2-Naphthylamine’s concentration per cigarette can reach 35ng.
2-Naphthylamine belongs to a group of aromatic amines which contains 12 chemicals that are part of cigarettes. Aromatic amines can be found in dyes, pesticides, and in grilled meats and fish. In the past, 2-Naphthylamine was used in rubber industry. However, because of its carcinogenicity, 2-Naphthylamine hasn’t been commercial produced since 1970’s and today it can be found only in laboratories.
5. 4-(Methylnitrosamino)-1-(3-pyridyl)-1-butanone (NNK)
NNK’s concentration per cigarette can range from 80 to 770ng
NNK takes fifth place on our list of 7 Chemicals in Cigarettes That Cause Cancer. It belongs to a group of N-Nitrosamines, which contains 8 carcinogens in cigarettes. These chemicals, made of nitrogen and oxygen, are found in products made of latex, such as balloons, but also in food, which is why U.S. government set limits on the amount of nitrites used in meat products. According to Stephen S. Hecht, the total dose of NNK experienced by a smoker in a lifetime of smoking is remarkably close to the lowest total dose shown to induce lung tumors in rats.
1,3-butadiene’s concentration per cigarette can range from 20 to 40μg

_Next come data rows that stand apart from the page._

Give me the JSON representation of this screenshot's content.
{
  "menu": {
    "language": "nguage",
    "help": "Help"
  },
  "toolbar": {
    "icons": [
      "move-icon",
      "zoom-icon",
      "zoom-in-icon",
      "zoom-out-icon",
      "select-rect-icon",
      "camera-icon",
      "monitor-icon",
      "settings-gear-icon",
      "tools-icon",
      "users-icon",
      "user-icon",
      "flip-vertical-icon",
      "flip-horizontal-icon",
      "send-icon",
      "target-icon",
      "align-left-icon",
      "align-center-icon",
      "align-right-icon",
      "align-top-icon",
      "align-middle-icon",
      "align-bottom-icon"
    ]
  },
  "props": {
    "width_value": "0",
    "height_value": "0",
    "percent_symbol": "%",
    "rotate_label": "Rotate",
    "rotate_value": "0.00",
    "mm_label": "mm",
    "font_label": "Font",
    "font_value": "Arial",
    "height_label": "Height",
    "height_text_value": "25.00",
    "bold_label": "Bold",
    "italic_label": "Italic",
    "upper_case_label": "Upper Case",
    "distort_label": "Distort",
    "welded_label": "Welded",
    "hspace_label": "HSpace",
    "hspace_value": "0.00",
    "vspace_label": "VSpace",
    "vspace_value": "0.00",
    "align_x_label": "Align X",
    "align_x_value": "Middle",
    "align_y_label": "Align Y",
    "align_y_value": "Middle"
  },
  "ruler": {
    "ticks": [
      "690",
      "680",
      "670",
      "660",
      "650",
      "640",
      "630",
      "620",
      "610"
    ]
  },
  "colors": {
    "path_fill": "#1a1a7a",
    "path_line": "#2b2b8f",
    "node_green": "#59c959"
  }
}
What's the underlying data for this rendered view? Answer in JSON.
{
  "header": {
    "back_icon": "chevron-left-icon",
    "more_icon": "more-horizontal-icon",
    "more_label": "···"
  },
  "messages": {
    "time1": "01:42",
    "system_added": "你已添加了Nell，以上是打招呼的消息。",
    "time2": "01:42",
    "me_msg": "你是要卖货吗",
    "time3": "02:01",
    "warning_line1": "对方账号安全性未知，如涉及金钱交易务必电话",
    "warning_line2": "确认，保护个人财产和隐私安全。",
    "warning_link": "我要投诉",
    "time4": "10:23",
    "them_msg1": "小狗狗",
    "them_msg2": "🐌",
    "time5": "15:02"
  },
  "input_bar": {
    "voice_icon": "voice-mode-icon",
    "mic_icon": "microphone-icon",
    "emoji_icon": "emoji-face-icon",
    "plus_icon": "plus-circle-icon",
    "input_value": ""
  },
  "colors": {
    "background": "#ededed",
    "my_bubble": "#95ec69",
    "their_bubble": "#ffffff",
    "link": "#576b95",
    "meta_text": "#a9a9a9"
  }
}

1,3-butadiene belongs to a group of Volatile hydrocarbons. It is used in rubber industry, and it can be also found in exhaust gas from vehicles. Numerous studies have confirmed that 1,3-butadiene causes cancer on multiple organs in mice. In addition, there are indications that women are more sensitive to possible carcinogenic effects of butadiene then men.
3. Benzo[a]pyrene (BaP)
Benzo[a]pyrene’s concentration per cigarette can range from 20 to 40ng.
Benzo[a]pyrene (BaP) is one of the mostly studied chemicals found in cigarettes and it has been proven that this chemical is potent lung carcinogen. Experiments have shown that BaP causes skin cancer in mouse and lung cancer in rodents. The Benzo[a]pyrene belongs to a group of Polycyclic aromatic hydrocarbons (PAHs), chemicals that appears in coal tar, broiled foods, exhaust gas from vehicles.
Dibenzo[a,i]pyrene’s concentration per cigarette is about 1.1ng
While amounts of Dibenzo[a,i]pyrene are much lower than those of BaP per cigarette, this chemical is much stronger carcinogens. It is estimated that Dibenzo[a,i]pyrene is 30 to 100 times more cancerogenic than BaP. Dibenzo[a,i]pyrene also belongs to a PAH group. It is created as a product of burning wood and coal, and it can be also found in diesel exhaust.
Benzene’s concentrations per cigarette can range from 12 to 50μg
We finish our list of 7 Chemicals in Cigarettes That Cause Cancer with benzene. It is made of carbon and hydrogen, is best known as a chemical that is found in gasoline. It is also used in making plastics, rubbers, dyes, detergents, drugs, and pesticides, and it is a byproduct of natural processes, such as volcanoes and forest fires. It has been proven that benzene causes acute myeloid leukemia. At the same time there are strong evidence that exposure to benzene can lead to acute lymphocytic leukemia, chronic lymphocytic leukemia (CLL), multiple myeloma, and non-Hodgkin lymphoma.